#### Action item
From the material below, copy each line that holds the word "true".

──────

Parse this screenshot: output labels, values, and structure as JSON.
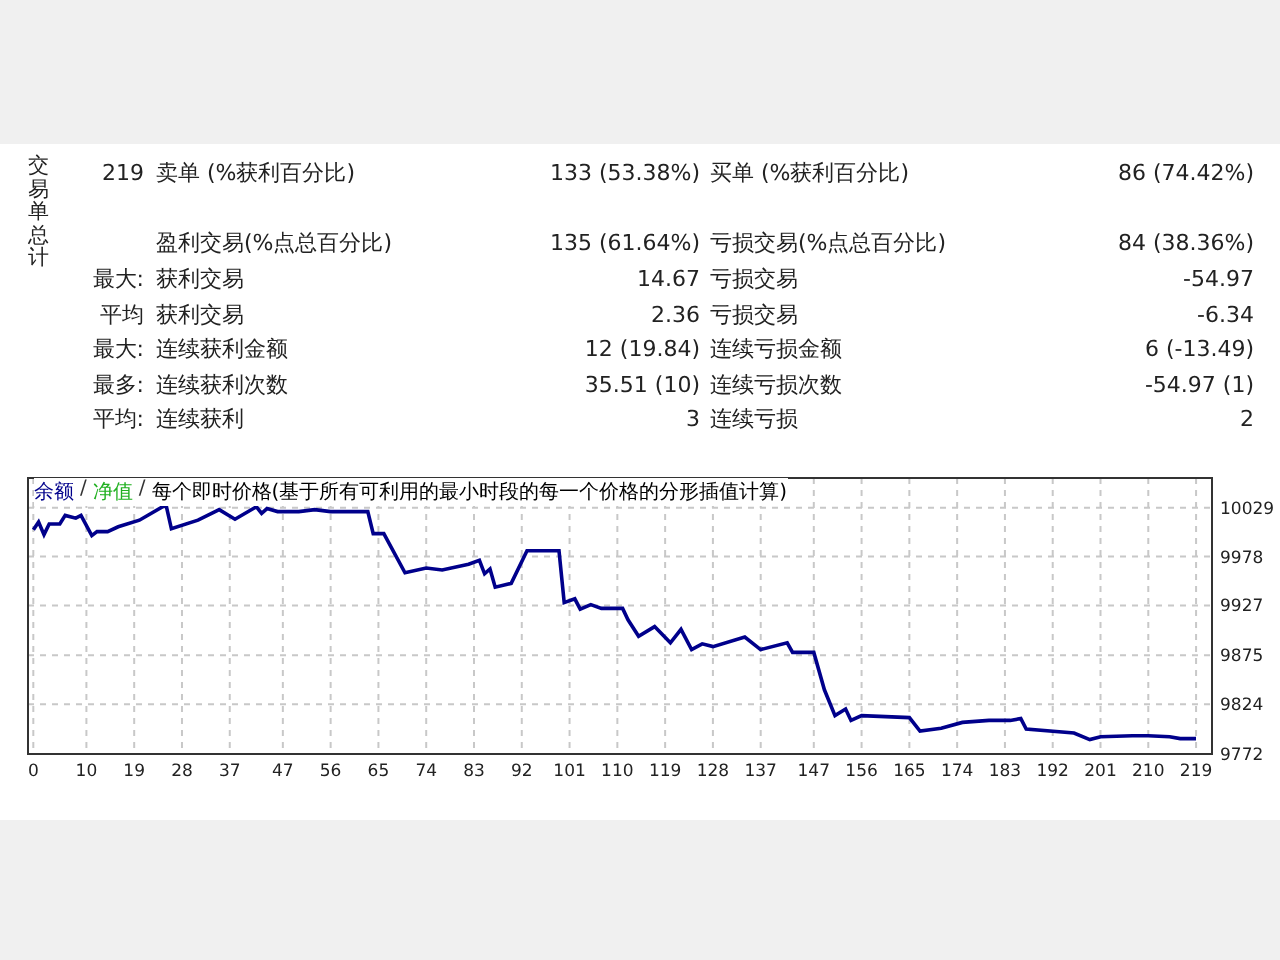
{
  "summary": {
    "label": "交易单总计"
  },
  "totals": {
    "col_a": "219",
    "col_b": "卖单 (%获利百分比)",
    "col_c": "133 (53.38%)",
    "col_d": "买单 (%获利百分比)",
    "col_e": "86 (74.42%)"
  },
  "stats": [
    {
      "col_b": "盈利交易(%点总百分比)",
      "col_c": "135 (61.64%)",
      "col_d": "亏损交易(%点总百分比)",
      "col_e": "84 (38.36%)"
    },
    {
      "col_a": "最大:",
      "col_b": "获利交易",
      "col_c": "14.67",
      "col_d": "亏损交易",
      "col_e": "-54.97"
    },
    {
      "col_a": "平均",
      "col_b": "获利交易",
      "col_c": "2.36",
      "col_d": "亏损交易",
      "col_e": "-6.34"
    },
    {
      "col_a": "最大:",
      "col_b": "连续获利金额",
      "col_c": "12 (19.84)",
      "col_d": "连续亏损金额",
      "col_e": "6 (-13.49)"
    },
    {
      "col_a": "最多:",
      "col_b": "连续获利次数",
      "col_c": "35.51 (10)",
      "col_d": "连续亏损次数",
      "col_e": "-54.97 (1)"
    },
    {
      "col_a": "平均:",
      "col_b": "连续获利",
      "col_c": "3",
      "col_d": "连续亏损",
      "col_e": "2"
    }
  ],
  "chart": {
    "legend": [
      {
        "label": "净值",
        "color": "#20b020"
      },
      {
        "label": "每个即时价格(基于所有可利用的最小时段的每一个价格的分形插值计算)",
        "color": "#000000"
      }
    ],
    "separators": [
      "/",
      "/"
    ],
    "chart_data": {
      "type": "line",
      "x": [
        0,
        1,
        2,
        3,
        5,
        6,
        8,
        9,
        11,
        12,
        14,
        16,
        20,
        25,
        26,
        31,
        35,
        38,
        42,
        43,
        44,
        46,
        50,
        53,
        56,
        63,
        64,
        66,
        70,
        74,
        77,
        82,
        84,
        85,
        86,
        87,
        90,
        93,
        98,
        99,
        100,
        102,
        103,
        105,
        107,
        111,
        112,
        114,
        117,
        120,
        122,
        124,
        126,
        128,
        134,
        137,
        142,
        143,
        147,
        149,
        151,
        153,
        154,
        156,
        165,
        167,
        171,
        175,
        180,
        184,
        186,
        187,
        196,
        199,
        201,
        207,
        210,
        214,
        216,
        219
      ],
      "series": [
        {
          "name": "余额",
          "color": "#00008b",
          "values": [
            10006,
            10014,
            10001,
            10012,
            10012,
            10021,
            10018,
            10021,
            10000,
            10004,
            10004,
            10009,
            10016,
            10032,
            10007,
            10016,
            10027,
            10017,
            10030,
            10023,
            10028,
            10025,
            10025,
            10027,
            10025,
            10025,
            10002,
            10002,
            9961,
            9966,
            9964,
            9970,
            9974,
            9960,
            9965,
            9946,
            9950,
            9984,
            9984,
            9984,
            9930,
            9934,
            9923,
            9928,
            9924,
            9924,
            9912,
            9895,
            9905,
            9888,
            9902,
            9881,
            9887,
            9884,
            9894,
            9881,
            9888,
            9878,
            9878,
            9839,
            9812,
            9819,
            9807,
            9812,
            9810,
            9796,
            9799,
            9805,
            9807,
            9807,
            9809,
            9798,
            9794,
            9787,
            9790,
            9791,
            9791,
            9790,
            9788,
            9788
          ]
        }
      ],
      "xlim": [
        -1,
        222
      ],
      "ylim": [
        9772,
        10060
      ],
      "grid": true,
      "xticks": [
        0,
        10,
        19,
        28,
        37,
        47,
        56,
        65,
        74,
        83,
        92,
        101,
        110,
        119,
        128,
        137,
        147,
        156,
        165,
        174,
        183,
        192,
        201,
        210,
        219
      ],
      "yticks": [
        9772,
        9824,
        9875,
        9927,
        9978,
        10029
      ]
    }
  }
}
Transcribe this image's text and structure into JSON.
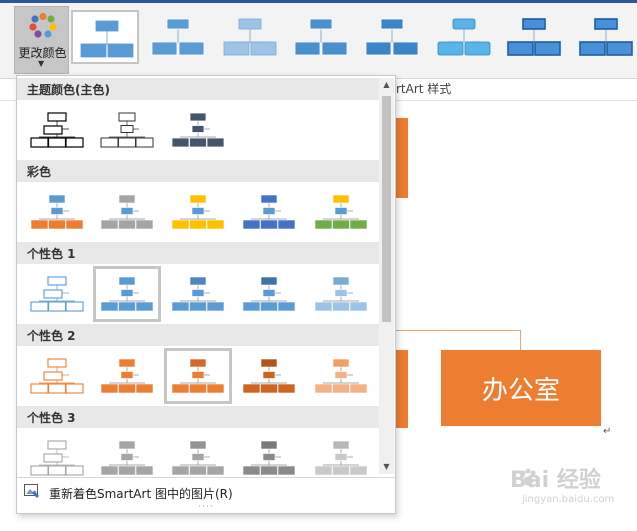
{
  "ribbon": {
    "change_color_label": "更改颜色",
    "gallery_caption": "rtArt 样式",
    "style_thumbs": [
      {
        "kind": "flat",
        "fill": "#5b9bd5",
        "stroke": "#5b9bd5",
        "selected": true
      },
      {
        "kind": "flat",
        "fill": "#5b9bd5",
        "stroke": "#ffffff"
      },
      {
        "kind": "flat",
        "fill": "#9dc3e6",
        "stroke": "#7aaad6"
      },
      {
        "kind": "flat",
        "fill": "#4a8fd0",
        "stroke": "#ffffff"
      },
      {
        "kind": "flat",
        "fill": "#3d85c6",
        "stroke": "#ffffff"
      },
      {
        "kind": "bevel",
        "fill": "#5ab4ea",
        "stroke": "#2e86c1"
      },
      {
        "kind": "framed",
        "fill": "#4a90d9",
        "stroke": "#1f5e9e"
      },
      {
        "kind": "framed",
        "fill": "#4a90d9",
        "stroke": "#1f5e9e"
      }
    ]
  },
  "menu": {
    "sections": [
      {
        "title": "主题颜色(主色)",
        "rows": [
          {
            "fill": "#ffffff",
            "stroke": "#000000",
            "bw": 1.2,
            "style": "outline-cascade"
          },
          {
            "fill": "#ffffff",
            "stroke": "#333333",
            "bw": 1,
            "style": "outline"
          },
          {
            "fill": "#44546a",
            "stroke": "#ffffff",
            "bw": 0.8,
            "style": "solid"
          }
        ]
      },
      {
        "title": "彩色",
        "rows": [
          {
            "top": "#5b9bd5",
            "bottom": "#ed7d31",
            "stroke": "#ffffff",
            "bw": 0.6,
            "style": "two-tone"
          },
          {
            "top": "#a5a5a5",
            "bottom": "#a5a5a5",
            "stroke": "#ffffff",
            "bw": 0.6,
            "style": "two-tone",
            "accent": "#5b9bd5"
          },
          {
            "top": "#ffc000",
            "bottom": "#ffc000",
            "stroke": "#ffffff",
            "bw": 0.6,
            "style": "two-tone",
            "accent": "#5b9bd5"
          },
          {
            "top": "#4472c4",
            "bottom": "#4472c4",
            "stroke": "#ffffff",
            "bw": 0.6,
            "style": "two-tone",
            "accent": "#5b9bd5"
          },
          {
            "top": "#ffc000",
            "bottom": "#70ad47",
            "stroke": "#ffffff",
            "bw": 0.6,
            "style": "two-tone",
            "accent": "#5b9bd5"
          }
        ]
      },
      {
        "title": "个性色 1",
        "rows": [
          {
            "fill": "#ffffff",
            "stroke": "#5b9bd5",
            "bw": 1.1,
            "style": "outline-cascade"
          },
          {
            "fill": "#5b9bd5",
            "stroke": "#ffffff",
            "bw": 0.6,
            "style": "solid",
            "selected": true
          },
          {
            "fill": "#5b9bd5",
            "stroke": "#ffffff",
            "bw": 0.6,
            "style": "solid",
            "topfill": "#4a86c0"
          },
          {
            "fill": "#5b9bd5",
            "stroke": "#ffffff",
            "bw": 0.6,
            "style": "solid",
            "topfill": "#3f72a6"
          },
          {
            "fill": "#9dc3e6",
            "stroke": "#ffffff",
            "bw": 0.6,
            "style": "solid",
            "topfill": "#7aaad6"
          }
        ]
      },
      {
        "title": "个性色 2",
        "rows": [
          {
            "fill": "#ffffff",
            "stroke": "#ed7d31",
            "bw": 1.1,
            "style": "outline-cascade"
          },
          {
            "fill": "#ed7d31",
            "stroke": "#ffffff",
            "bw": 0.6,
            "style": "solid"
          },
          {
            "fill": "#ed7d31",
            "stroke": "#ffffff",
            "bw": 0.6,
            "style": "solid",
            "selected": true,
            "topfill": "#d8672a"
          },
          {
            "fill": "#d06522",
            "stroke": "#ffffff",
            "bw": 0.6,
            "style": "solid",
            "topfill": "#b2541b"
          },
          {
            "fill": "#f4b183",
            "stroke": "#ffffff",
            "bw": 0.6,
            "style": "solid",
            "topfill": "#f09f66"
          }
        ]
      },
      {
        "title": "个性色 3",
        "rows": [
          {
            "fill": "#ffffff",
            "stroke": "#a5a5a5",
            "bw": 1.1,
            "style": "outline-cascade"
          },
          {
            "fill": "#a5a5a5",
            "stroke": "#ffffff",
            "bw": 0.6,
            "style": "solid"
          },
          {
            "fill": "#a5a5a5",
            "stroke": "#ffffff",
            "bw": 0.6,
            "style": "solid",
            "topfill": "#949494"
          },
          {
            "fill": "#8a8a8a",
            "stroke": "#ffffff",
            "bw": 0.6,
            "style": "solid",
            "topfill": "#7a7a7a"
          },
          {
            "fill": "#c9c9c9",
            "stroke": "#ffffff",
            "bw": 0.6,
            "style": "solid",
            "topfill": "#b8b8b8"
          }
        ]
      }
    ],
    "recolor_label": "重新着色SmartArt 图中的图片(R)",
    "grip": "····"
  },
  "slide": {
    "office_box_text": "办公室"
  },
  "watermark": {
    "big": "Bai 经验",
    "small": "jingyan.baidu.com"
  },
  "colors": {
    "accent_orange": "#ed7d31",
    "accent_blue": "#5b9bd5",
    "ribbon_blue": "#2b579a"
  }
}
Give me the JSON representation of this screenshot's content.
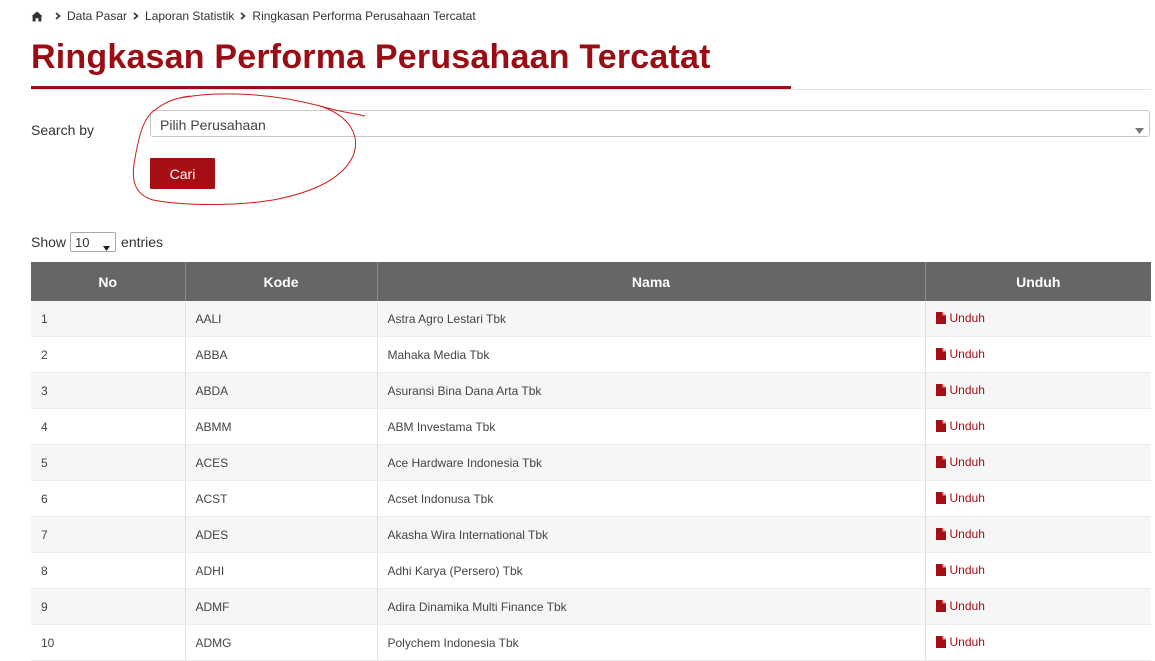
{
  "breadcrumb": {
    "items": [
      "Data Pasar",
      "Laporan Statistik",
      "Ringkasan Performa Perusahaan Tercatat"
    ]
  },
  "page": {
    "title": "Ringkasan Performa Perusahaan Tercatat"
  },
  "search": {
    "label": "Search by",
    "placeholder": "Pilih Perusahaan",
    "button_label": "Cari"
  },
  "table_controls": {
    "show_label": "Show",
    "entries_value": "10",
    "entries_label": "entries"
  },
  "table": {
    "columns": [
      "No",
      "Kode",
      "Nama",
      "Unduh"
    ],
    "rows": [
      {
        "no": "1",
        "kode": "AALI",
        "nama": "Astra Agro Lestari Tbk",
        "unduh": "Unduh"
      },
      {
        "no": "2",
        "kode": "ABBA",
        "nama": "Mahaka Media Tbk",
        "unduh": "Unduh"
      },
      {
        "no": "3",
        "kode": "ABDA",
        "nama": "Asuransi Bina Dana Arta Tbk",
        "unduh": "Unduh"
      },
      {
        "no": "4",
        "kode": "ABMM",
        "nama": "ABM Investama Tbk",
        "unduh": "Unduh"
      },
      {
        "no": "5",
        "kode": "ACES",
        "nama": "Ace Hardware Indonesia Tbk",
        "unduh": "Unduh"
      },
      {
        "no": "6",
        "kode": "ACST",
        "nama": "Acset Indonusa Tbk",
        "unduh": "Unduh"
      },
      {
        "no": "7",
        "kode": "ADES",
        "nama": "Akasha Wira International Tbk",
        "unduh": "Unduh"
      },
      {
        "no": "8",
        "kode": "ADHI",
        "nama": "Adhi Karya (Persero) Tbk",
        "unduh": "Unduh"
      },
      {
        "no": "9",
        "kode": "ADMF",
        "nama": "Adira Dinamika Multi Finance Tbk",
        "unduh": "Unduh"
      },
      {
        "no": "10",
        "kode": "ADMG",
        "nama": "Polychem Indonesia Tbk",
        "unduh": "Unduh"
      }
    ]
  },
  "icons": {
    "home": "home-icon",
    "separator": "chevron-right-icon",
    "dropdown": "caret-down-icon",
    "file": "pdf-file-icon"
  },
  "colors": {
    "brand": "#9b0d14",
    "button": "#a50f14",
    "table_header": "#666666",
    "annotation": "#d11a1a"
  }
}
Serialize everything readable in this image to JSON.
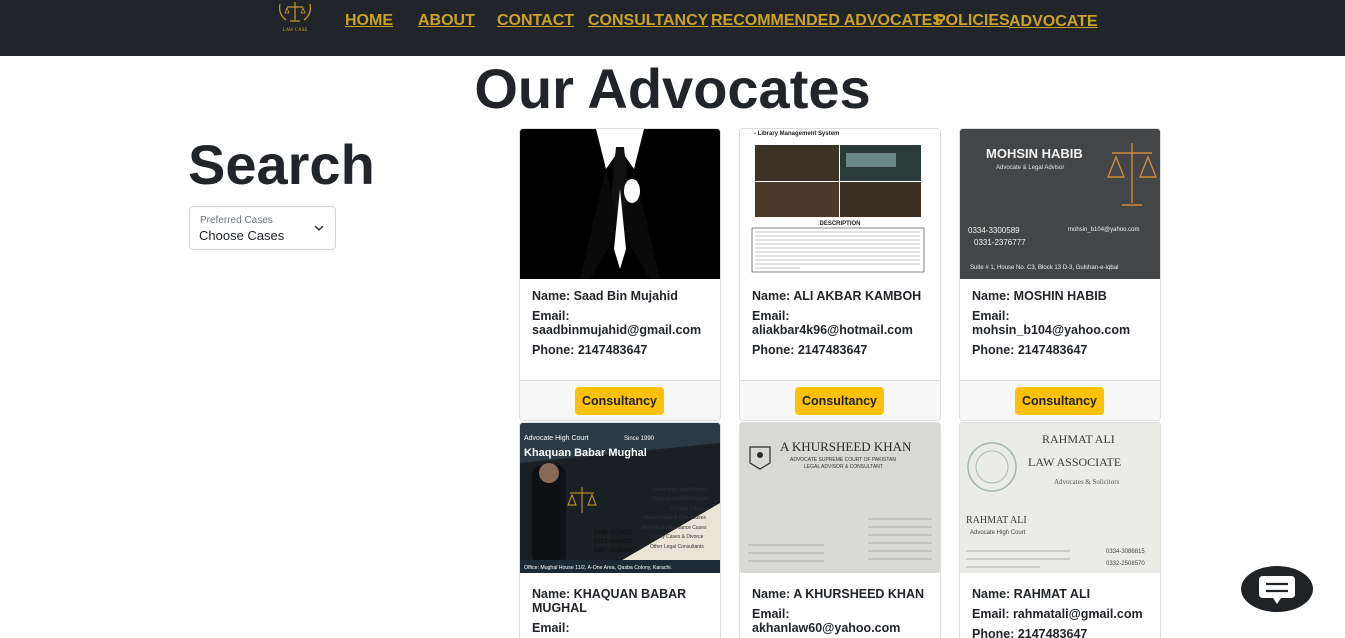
{
  "nav": {
    "logo_text": "LAW CASE",
    "items": [
      {
        "label": "HOME"
      },
      {
        "label": "ABOUT"
      },
      {
        "label": "CONTACT"
      },
      {
        "label": "CONSULTANCY"
      },
      {
        "label": "RECOMMENDED ADVOCATES"
      },
      {
        "label": "POLICIES"
      },
      {
        "label": "ADVOCATE"
      }
    ]
  },
  "page_title": "Our Advocates",
  "search": {
    "title": "Search",
    "select_label": "Preferred Cases",
    "select_value": "Choose Cases"
  },
  "cards": [
    {
      "name_line": "Name: Saad Bin Mujahid",
      "email_label": "Email:",
      "email": "saadbinmujahid@gmail.com",
      "phone_line": "Phone: 2147483647",
      "button": "Consultancy"
    },
    {
      "name_line": "Name: ALI AKBAR KAMBOH",
      "email_label": "Email:",
      "email": "aliakbar4k96@hotmail.com",
      "phone_line": "Phone: 2147483647",
      "button": "Consultancy",
      "image_text": {
        "header": "- Library Management System",
        "caption": "DESCRIPTION"
      }
    },
    {
      "name_line": "Name: MOSHIN HABIB",
      "email_label": "Email:",
      "email": "mohsin_b104@yahoo.com",
      "phone_line": "Phone: 2147483647",
      "button": "Consultancy",
      "image_text": {
        "name": "MOHSIN HABIB",
        "title": "Advocate & Legal Advisor",
        "phone1": "0334-3300589",
        "phone2": "0331-2376777",
        "email": "mohsin_b104@yahoo.com",
        "address": "Suite # 1, House No. C3, Block 13 D-3, Gulshan-e-Iqbal"
      }
    },
    {
      "name_line": "Name: KHAQUAN BABAR MUGHAL",
      "email_label": "Email:",
      "email": "",
      "phone_line": "",
      "button": "Consultancy",
      "image_text": {
        "top": "Advocate High Court",
        "since": "Since 1990",
        "name": "Khaquan Babar Mughal",
        "services_title": "OUR SERVICES",
        "services": [
          "Laws and Legal Matters",
          "Property and Rent Cases",
          "Criminal Cases",
          "Fraud Cases & Civil Abuses",
          "Banking & Inheritance Cases",
          "Family Cases & Divorce",
          "Other Legal Consultants"
        ],
        "contact": "Contact Now",
        "phones": [
          "0335-4510611",
          "0312-4660835",
          "0307-2548296"
        ],
        "office": "Office: Mughal House 11/2, A-One Area, Qasba Colony, Karachi."
      }
    },
    {
      "name_line": "Name: A KHURSHEED KHAN",
      "email_label": "Email:",
      "email": "akhanlaw60@yahoo.com",
      "phone_line": "",
      "button": "Consultancy",
      "image_text": {
        "name": "A KHURSHEED KHAN",
        "line1": "ADVOCATE SUPREME COURT OF PAKISTAN",
        "line2": "LEGAL ADVISOR & CONSULTANT"
      }
    },
    {
      "name_line": "Name: RAHMAT ALI",
      "email_label": "Email: rahmatali@gmail.com",
      "email": "",
      "phone_line": "Phone: 2147483647",
      "button": "Consultancy",
      "image_text": {
        "line1": "RAHMAT ALI",
        "line2": "LAW ASSOCIATE",
        "line3": "Advocates & Solicitors",
        "name": "RAHMAT ALI",
        "title": "Advocate High Court",
        "phone1": "0334-3086815",
        "phone2": "0332-2508570"
      }
    }
  ],
  "colors": {
    "nav_bg": "#212529",
    "nav_link": "#c9a227",
    "button": "#ffc107"
  },
  "chat_icon": "chat-bubble-icon"
}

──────

#### Task result
      "grid": true,
        "selected": true
            "selected": true
            "selected": true,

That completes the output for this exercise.